  14. Id. at 597–98.
  15. Id. (citing Michael Avery, David Rudovsky, & Karen Blum, Police Misconduct: Law and Litigation, p. v (3d ed. 2005)).
  16. Id. at 597–98.
  17. Rooker v. Fidelity Trust Co., 263 U.S. 413 (1923); D.C. Ct. of Appeals v. Feldman, 460 U.S. 462 (1983).
  18. See generally Perdue v. Kenny A., 130 S. Ct. 1662 (2010); Blum v. Stenson, 465 U.S. 886 (1984). For an extensive analysis of § 1988 attorney’s fees, see 2 Martin A. Schwartz & John E. Kirklin, Section 1983 Litigation: Statutory Attorney’s Fees (4th ed. 2014).
  19. Pretrial discovery is governed by Fed. R. Civ. P. 26–37.
  20. See infra Chapter 16, § IV.D.b.
  21. Grant v. City of Pittsburgh, 98 F.3d 116, 122 (3d Cir. 1996) (quoting Martin A. Schwartz, Section 1983 in the Second Circuit, 59 Brook. L. Rev. 285, 309 (1993)).
  22. See infra Chapter 16, § IV.D.b. On the other hand, to determine whether the plaintiff has alleged a “plausible” § 1983 claim, the Supreme Court has directed the districts not to consider whether they may be able to carefully manage discovery. See infra Chapter 3, § III.C.
  23. Application of privileges in § 1983 litigation is covered in detail in 3 Martin A. Schwartz, Section 1983 Litigation: Federal Evidence, Chs. 7 & 8 (5th ed. 2014).
  24. See, e.g., In re City of N.Y., 607 F.3d 923, 945 (2d Cir. 2010).

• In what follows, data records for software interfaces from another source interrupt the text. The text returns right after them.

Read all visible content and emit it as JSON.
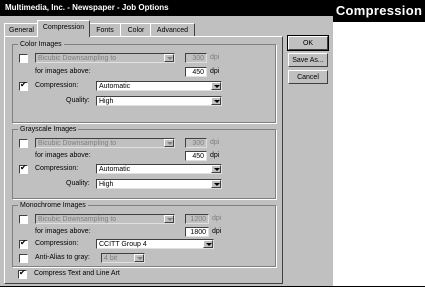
{
  "window": {
    "title": "Multimedia, Inc. - Newspaper - Job Options"
  },
  "heading": "Compression",
  "tabs": [
    {
      "label": "General",
      "active": false
    },
    {
      "label": "Compression",
      "active": true
    },
    {
      "label": "Fonts",
      "active": false
    },
    {
      "label": "Color",
      "active": false
    },
    {
      "label": "Advanced",
      "active": false
    }
  ],
  "buttons": {
    "ok": "OK",
    "save_as": "Save As...",
    "cancel": "Cancel"
  },
  "color_images": {
    "title": "Color Images",
    "downsample_checked": false,
    "downsample_method": "Bicubic Downsampling to",
    "downsample_dpi": "300",
    "dpi_unit": "dpi",
    "images_above_label": "for images above:",
    "images_above_dpi": "450",
    "compression_checked": true,
    "compression_label": "Compression:",
    "compression_value": "Automatic",
    "quality_label": "Quality:",
    "quality_value": "High"
  },
  "grayscale_images": {
    "title": "Grayscale Images",
    "downsample_checked": false,
    "downsample_method": "Bicubic Downsampling to",
    "downsample_dpi": "300",
    "dpi_unit": "dpi",
    "images_above_label": "for images above:",
    "images_above_dpi": "450",
    "compression_checked": true,
    "compression_label": "Compression:",
    "compression_value": "Automatic",
    "quality_label": "Quality:",
    "quality_value": "High"
  },
  "monochrome_images": {
    "title": "Monochrome Images",
    "downsample_checked": false,
    "downsample_method": "Bicubic Downsampling to",
    "downsample_dpi": "1200",
    "dpi_unit": "dpi",
    "images_above_label": "for images above:",
    "images_above_dpi": "1800",
    "compression_checked": true,
    "compression_label": "Compression:",
    "compression_value": "CCITT Group 4",
    "antialias_checked": false,
    "antialias_label": "Anti-Alias to gray:",
    "antialias_value": "4 bit"
  },
  "compress_text": {
    "checked": true,
    "label": "Compress Text and Line Art"
  },
  "check_mark": "✔"
}
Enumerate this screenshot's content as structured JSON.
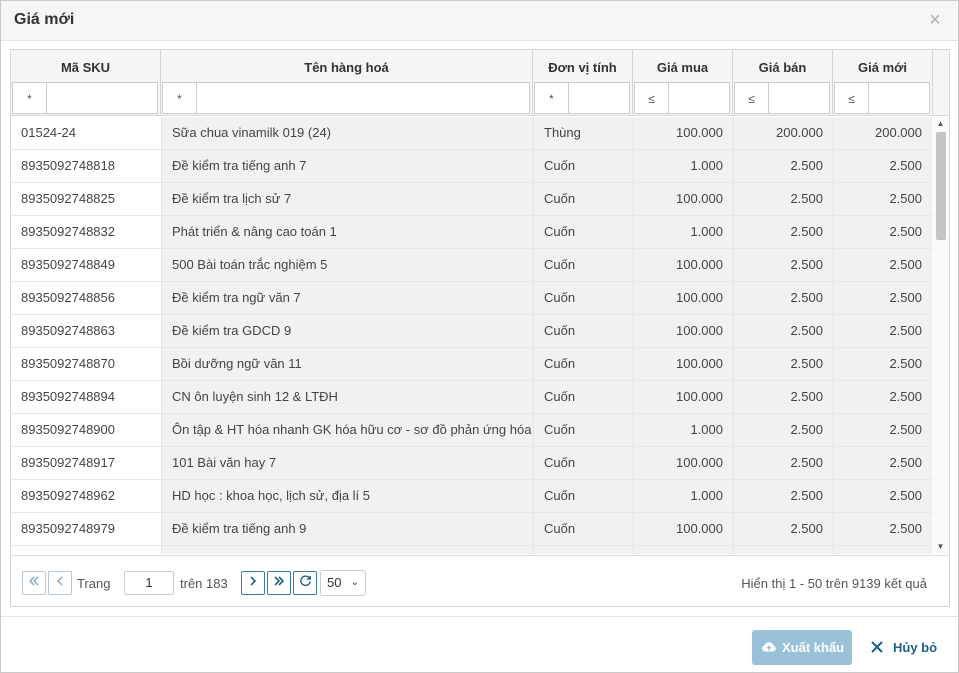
{
  "dialog": {
    "title": "Giá mới",
    "close_symbol": "×"
  },
  "columns": [
    {
      "header": "Mã SKU",
      "filter_op": "*",
      "filter_value": ""
    },
    {
      "header": "Tên hàng hoá",
      "filter_op": "*",
      "filter_value": ""
    },
    {
      "header": "Đơn vị tính",
      "filter_op": "*",
      "filter_value": ""
    },
    {
      "header": "Giá mua",
      "filter_op": "≤",
      "filter_value": ""
    },
    {
      "header": "Giá bán",
      "filter_op": "≤",
      "filter_value": ""
    },
    {
      "header": "Giá mới",
      "filter_op": "≤",
      "filter_value": ""
    }
  ],
  "rows": [
    [
      "01524-24",
      "Sữa chua vinamilk 019 (24)",
      "Thùng",
      "100.000",
      "200.000",
      "200.000"
    ],
    [
      "8935092748818",
      "Đề kiểm tra tiếng anh 7",
      "Cuốn",
      "1.000",
      "2.500",
      "2.500"
    ],
    [
      "8935092748825",
      "Đề kiểm tra lịch sử 7",
      "Cuốn",
      "100.000",
      "2.500",
      "2.500"
    ],
    [
      "8935092748832",
      "Phát triển & nâng cao toán 1",
      "Cuốn",
      "1.000",
      "2.500",
      "2.500"
    ],
    [
      "8935092748849",
      "500 Bài toán trắc nghiệm 5",
      "Cuốn",
      "100.000",
      "2.500",
      "2.500"
    ],
    [
      "8935092748856",
      "Đề kiểm tra ngữ văn 7",
      "Cuốn",
      "100.000",
      "2.500",
      "2.500"
    ],
    [
      "8935092748863",
      "Đề kiểm tra GDCD 9",
      "Cuốn",
      "100.000",
      "2.500",
      "2.500"
    ],
    [
      "8935092748870",
      "Bồi dưỡng ngữ văn 11",
      "Cuốn",
      "100.000",
      "2.500",
      "2.500"
    ],
    [
      "8935092748894",
      "CN ôn luyện sinh 12 & LTĐH",
      "Cuốn",
      "100.000",
      "2.500",
      "2.500"
    ],
    [
      "8935092748900",
      "Ôn tập & HT hóa nhanh GK hóa hữu cơ - sơ đồ phản ứng hóa",
      "Cuốn",
      "1.000",
      "2.500",
      "2.500"
    ],
    [
      "8935092748917",
      "101 Bài văn hay 7",
      "Cuốn",
      "100.000",
      "2.500",
      "2.500"
    ],
    [
      "8935092748962",
      "HD học : khoa học, lịch sử, địa lí 5",
      "Cuốn",
      "1.000",
      "2.500",
      "2.500"
    ],
    [
      "8935092748979",
      "Đề kiểm tra tiếng anh 9",
      "Cuốn",
      "100.000",
      "2.500",
      "2.500"
    ]
  ],
  "pager": {
    "page_label": "Trang",
    "page_value": "1",
    "of_label": "trên 183",
    "page_size": "50",
    "info": "Hiển thị 1 - 50 trên 9139 kết quả"
  },
  "footer": {
    "export_label": "Xuất khẩu",
    "cancel_label": "Hủy bỏ"
  },
  "colors": {
    "accent": "#1f5f8b",
    "export_bg": "#99c1d7",
    "header_bg": "#f5f5f5"
  }
}
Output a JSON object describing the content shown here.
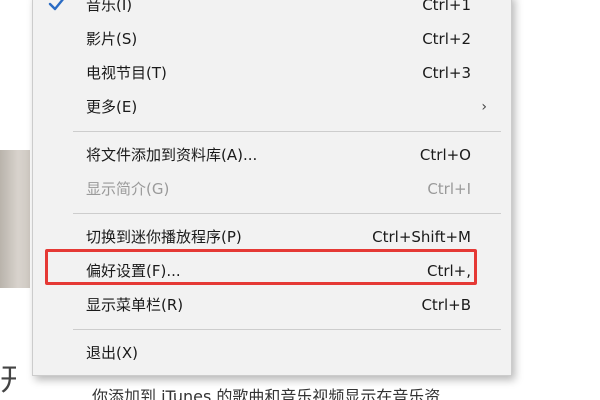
{
  "menu": {
    "items": [
      {
        "label": "音乐(I)",
        "shortcut": "Ctrl+1",
        "checked": true
      },
      {
        "label": "影片(S)",
        "shortcut": "Ctrl+2"
      },
      {
        "label": "电视节目(T)",
        "shortcut": "Ctrl+3"
      },
      {
        "label": "更多(E)",
        "shortcut": "",
        "submenu_indicator": "›"
      },
      {
        "label": "将文件添加到资料库(A)...",
        "shortcut": "Ctrl+O"
      },
      {
        "label": "显示简介(G)",
        "shortcut": "Ctrl+I",
        "disabled": true
      },
      {
        "label": "切换到迷你播放程序(P)",
        "shortcut": "Ctrl+Shift+M"
      },
      {
        "label": "偏好设置(F)...",
        "shortcut": "Ctrl+,",
        "highlighted": true
      },
      {
        "label": "显示菜单栏(R)",
        "shortcut": "Ctrl+B"
      },
      {
        "label": "退出(X)",
        "shortcut": ""
      }
    ]
  },
  "background": {
    "partial_char": "开",
    "paragraph_fragment": "你添加到 iTunes 的歌曲和音乐视频显示在音乐资"
  },
  "colors": {
    "menu_bg": "#f2f2f2",
    "highlight_border": "#e53935",
    "disabled_text": "#9a9a9a",
    "check_color": "#2b6cc4"
  },
  "icons": {
    "check": "check-icon",
    "submenu": "chevron-right-icon"
  }
}
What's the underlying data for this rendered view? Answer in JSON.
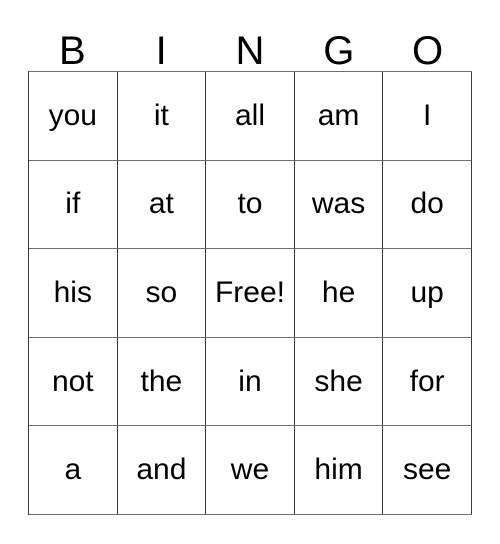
{
  "card": {
    "header": {
      "letters": [
        "B",
        "I",
        "N",
        "G",
        "O"
      ]
    },
    "colors": {
      "background": "#ffffff",
      "text": "#000000",
      "grid_line_vertical": "#3a3a3a",
      "grid_line_horizontal": "#6e6e6e"
    },
    "grid": {
      "columns": 5,
      "rows": 5,
      "free_space": "Free!",
      "cells": [
        [
          "you",
          "it",
          "all",
          "am",
          "I"
        ],
        [
          "if",
          "at",
          "to",
          "was",
          "do"
        ],
        [
          "his",
          "so",
          "Free!",
          "he",
          "up"
        ],
        [
          "not",
          "the",
          "in",
          "she",
          "for"
        ],
        [
          "a",
          "and",
          "we",
          "him",
          "see"
        ]
      ]
    }
  }
}
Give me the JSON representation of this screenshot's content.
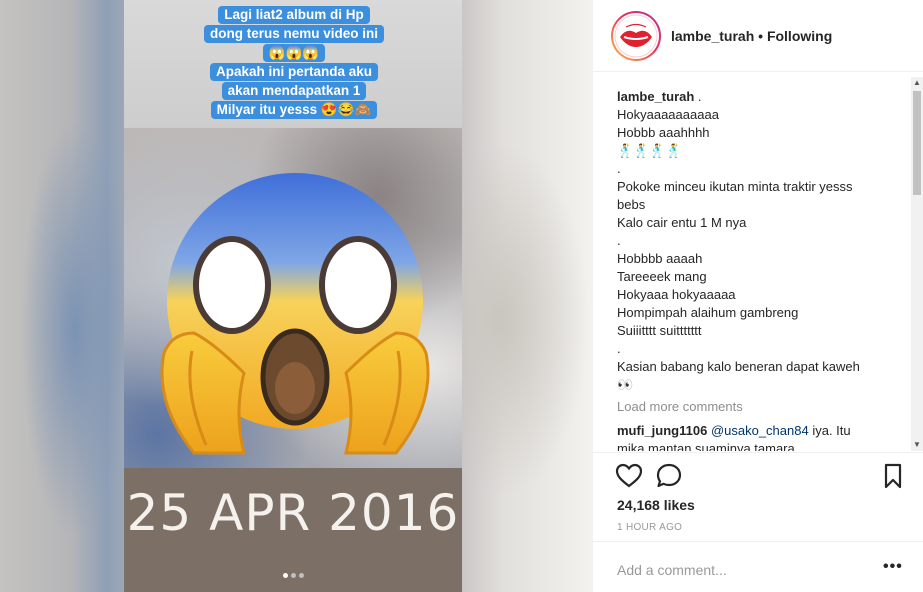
{
  "post": {
    "story": {
      "caption_lines": [
        "Lagi liat2 album di Hp",
        "dong terus nemu video ini",
        "😱😱😱",
        "Apakah ini pertanda aku",
        "akan mendapatkan 1",
        "Milyar itu yesss 😍😂🙈"
      ],
      "date_text": "25 APR 2016",
      "emoji_name": "scream-emoji"
    },
    "header": {
      "username": "lambe_turah",
      "separator": " • ",
      "follow_label": "Following"
    },
    "comments": {
      "owner": "lambe_turah",
      "caption_lines": [
        " .",
        "Hokyaaaaaaaaaa",
        "Hobbb aaahhhh",
        "🕺🕺🕺🕺",
        ".",
        "Pokoke minceu ikutan minta traktir yesss",
        "bebs",
        "Kalo cair entu 1 M nya",
        ".",
        "Hobbbb aaaah",
        "Tareeeek mang",
        "Hokyaaa hokyaaaaa",
        "Hompimpah alaihum gambreng",
        "Suiiitttt suittttttt",
        ".",
        "Kasian babang kalo beneran dapat kaweh",
        "👀"
      ],
      "load_more": "Load more comments",
      "reply": {
        "user": "mufi_jung1106",
        "mention": "@usako_chan84",
        "text": " iya. Itu",
        "text2": "mika mantan suaminya tamara"
      }
    },
    "likes": "24,168 likes",
    "time": "1 HOUR AGO",
    "add_comment_placeholder": "Add a comment...",
    "more_label": "•••",
    "colors": {
      "caption_bg": "#3b8fdc",
      "date_band": "#7c7066",
      "link": "#003569"
    }
  }
}
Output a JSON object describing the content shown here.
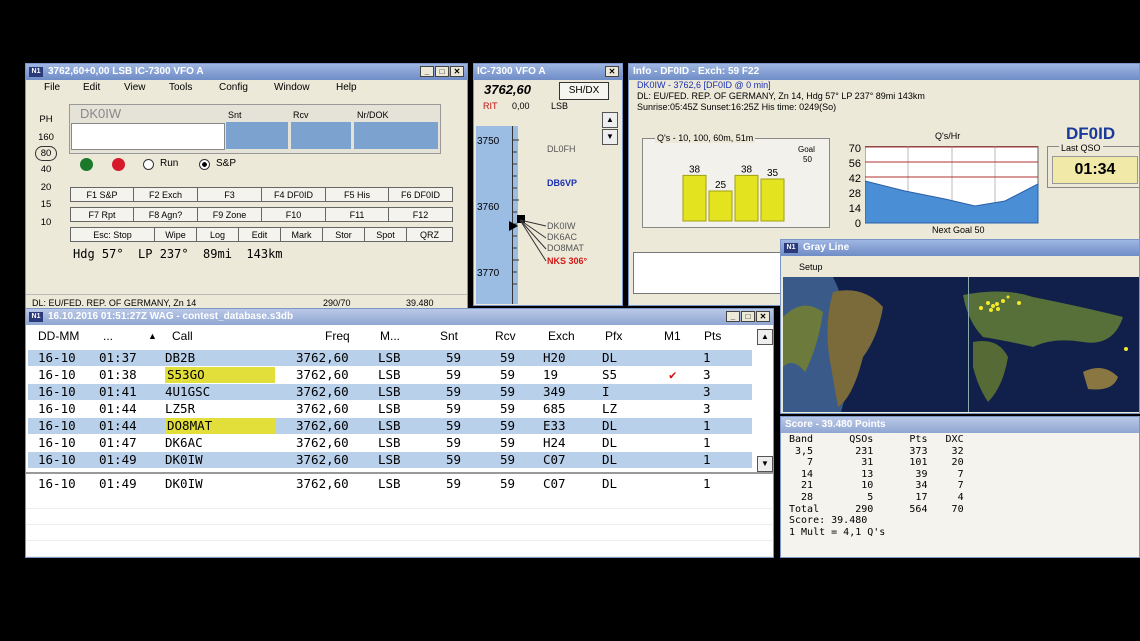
{
  "vfo": {
    "title": "3762,60+0,00 LSB IC-7300 VFO A",
    "menu": [
      "File",
      "Edit",
      "View",
      "Tools",
      "Config",
      "Window",
      "Help"
    ],
    "call_value": "DK0IW",
    "col_snt": "Snt",
    "col_rcv": "Rcv",
    "col_nr": "Nr/DOK",
    "bands": [
      "PH",
      "160",
      "80",
      "40",
      "20",
      "15",
      "10"
    ],
    "run_label": "Run",
    "sp_label": "S&P",
    "fkeys": [
      "F1 S&P",
      "F2 Exch",
      "F3",
      "F4 DF0ID",
      "F5 His",
      "F6 DF0ID",
      "F7 Rpt",
      "F8 Agn?",
      "F9 Zone",
      "F10",
      "F11",
      "F12",
      "Esc: Stop",
      "Wipe",
      "Log",
      "Edit",
      "Mark",
      "Stor",
      "Spot",
      "QRZ"
    ],
    "heading": "Hdg 57°  LP 237°  89mi  143km",
    "status_left": "DL: EU/FED. REP. OF GERMANY, Zn 14",
    "status_mid": "290/70",
    "status_right": "39.480"
  },
  "bandmap": {
    "title": "IC-7300 VFO A",
    "freq": "3762,60",
    "mode_btn": "SH/DX",
    "rit": "RIT",
    "rit_val": "0,00",
    "mode": "LSB",
    "ticks": [
      "3750",
      "3760",
      "3770"
    ],
    "spots": [
      {
        "call": "DL0FH",
        "color": "#555555"
      },
      {
        "call": "DB6VP",
        "color": "#1a2fb0"
      },
      {
        "call": "DK0IW",
        "color": "#555555"
      },
      {
        "call": "DK6AC",
        "color": "#555555"
      },
      {
        "call": "DO8MAT",
        "color": "#555555"
      },
      {
        "call": "NKS 306°",
        "color": "#d01818"
      }
    ]
  },
  "info": {
    "title": "Info - DF0ID - Exch: 59 F22",
    "line1": "DK0IW - 3762,6 [DF0ID @ 0 min]",
    "line2": "DL: EU/FED. REP. OF GERMANY, Zn 14, Hdg 57° LP 237° 89mi 143km",
    "line3": "Sunrise:05:45Z Sunset:16:25Z His time: 0249(So)",
    "qs_title": "Q's - 10, 100, 60m, 51m",
    "goal_label": "Goal",
    "goal_value": "50",
    "bar_values": [
      38,
      25,
      38,
      35
    ],
    "rate_title": "Q's/Hr",
    "rate_ticks": [
      "70",
      "56",
      "42",
      "28",
      "14",
      "0"
    ],
    "next_goal": "Next Goal 50",
    "callsign": "DF0ID",
    "last_qso_label": "Last QSO",
    "last_qso_time": "01:34"
  },
  "grayline": {
    "title": "Gray Line",
    "setup": "Setup"
  },
  "log": {
    "title": "16.10.2016 01:51:27Z  WAG - contest_database.s3db",
    "headers": [
      "DD-MM",
      "...",
      "Call",
      "Freq",
      "M...",
      "Snt",
      "Rcv",
      "Exch",
      "Pfx",
      "M1",
      "Pts"
    ],
    "rows": [
      {
        "date": "16-10",
        "time": "01:37",
        "call": "DB2B",
        "freq": "3762,60",
        "mode": "LSB",
        "snt": "59",
        "rcv": "59",
        "exch": "H20",
        "pfx": "DL",
        "m1": "",
        "pts": "1"
      },
      {
        "date": "16-10",
        "time": "01:38",
        "call": "S53GO",
        "freq": "3762,60",
        "mode": "LSB",
        "snt": "59",
        "rcv": "59",
        "exch": "19",
        "pfx": "S5",
        "m1": "✔",
        "pts": "3"
      },
      {
        "date": "16-10",
        "time": "01:41",
        "call": "4U1GSC",
        "freq": "3762,60",
        "mode": "LSB",
        "snt": "59",
        "rcv": "59",
        "exch": "349",
        "pfx": "I",
        "m1": "",
        "pts": "3"
      },
      {
        "date": "16-10",
        "time": "01:44",
        "call": "LZ5R",
        "freq": "3762,60",
        "mode": "LSB",
        "snt": "59",
        "rcv": "59",
        "exch": "685",
        "pfx": "LZ",
        "m1": "",
        "pts": "3"
      },
      {
        "date": "16-10",
        "time": "01:44",
        "call": "DO8MAT",
        "freq": "3762,60",
        "mode": "LSB",
        "snt": "59",
        "rcv": "59",
        "exch": "E33",
        "pfx": "DL",
        "m1": "",
        "pts": "1"
      },
      {
        "date": "16-10",
        "time": "01:47",
        "call": "DK6AC",
        "freq": "3762,60",
        "mode": "LSB",
        "snt": "59",
        "rcv": "59",
        "exch": "H24",
        "pfx": "DL",
        "m1": "",
        "pts": "1"
      },
      {
        "date": "16-10",
        "time": "01:49",
        "call": "DK0IW",
        "freq": "3762,60",
        "mode": "LSB",
        "snt": "59",
        "rcv": "59",
        "exch": "C07",
        "pfx": "DL",
        "m1": "",
        "pts": "1"
      }
    ],
    "entry": {
      "date": "16-10",
      "time": "01:49",
      "call": "DK0IW",
      "freq": "3762,60",
      "mode": "LSB",
      "snt": "59",
      "rcv": "59",
      "exch": "C07",
      "pfx": "DL",
      "pts": "1"
    }
  },
  "score": {
    "title": "Score - 39.480 Points",
    "lines": [
      "Band      QSOs      Pts   DXC",
      " 3,5       231      373    32",
      "   7        31      101    20",
      "  14        13       39     7",
      "  21        10       34     7",
      "  28         5       17     4",
      "Total      290      564    70",
      "Score: 39.480",
      "1 Mult = 4,1 Q's"
    ]
  }
}
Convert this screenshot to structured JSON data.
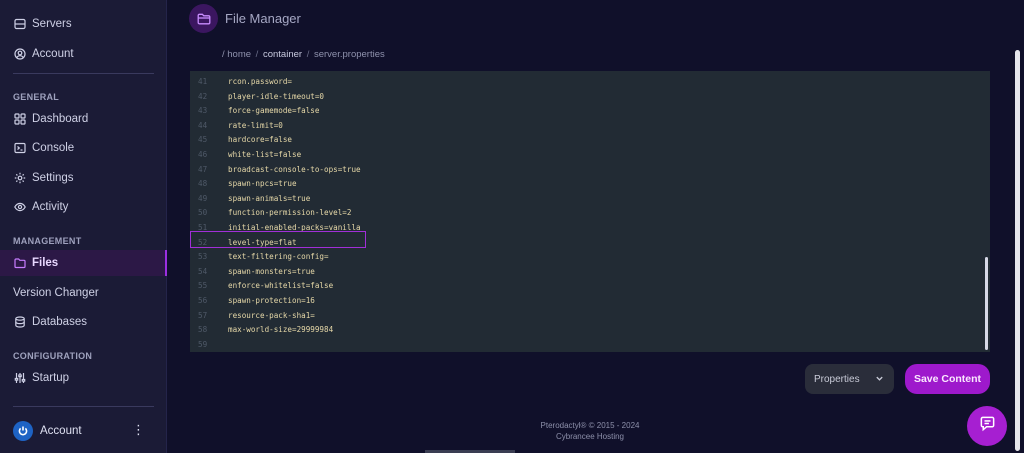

  25. Chauffers Teamsters & Helpers Local No. 391 v. Terry, 494 U.S. 558, 564 (1990).
  26. Id.
  27. In City of Monterey v. Del Monte Dunes, 526 U.S. 687, 707–22 (1999), the Court held that there is a right to a jury trial on a § 1983 regulatory taking claim. The decision, however, strongly supports the right to a jury trial in all § 1983 federal court actions for monetary relief in excess of $20. Id. at 709–11. See 1B Martin A. Schwartz, Section 1983 Litigation: Claims and Defenses § 16.02[l] (4th ed. 2014). The Seventh Amendment guarantees the right to a jury trial on a federal court claim for punitive damages. Jones v. UPS, Inc., 674 F.3d 1187, 1202–06 (10th Cir.) (non-§ 1983), cert. denied, 133 S. Ct. 413 (2012).
  28. Burt v. Abel, 585 F.2d 613, 616 n.7 (4th Cir. 1978).
  29. Wilson v. Bailey, 934 F.2d 301, 306 (11th Cir. 1991) (§ 1983 injunctive and declaratory relief not triable by jury).
  30. See generally Dairy Queen v. Wood, 369 U.S. 469, 472–73 (1962); Beacon Theatres v. Westover, 359 U.S. 500, 510–11 (1959).
  31. For an extensive compilation of § 1983 instructions with commentary and annotations, see 4 Martin A. Schwartz & George C. Pratt, Section 1983 Litigation: Jury Instructions (2d ed. 2014).
  32. Noel v. Artson, 641 F.3d 580, 587 (4th Cir.), cert. denied, 132 S. Ct. 516 (2011).
  33. Id. at 590.
  34. See, e.g., Clem v. Lomeli, 566 F.3d 1177, 1181 (9th Cir. 2009). See also Dang v. Cross, 422 F.3d 800, 805 (9th Cir. 2005).
  35. Cotts v. Osafo, 692 F.3d 564, 568 (7th Cir. 2012).
  36. Id. at 569.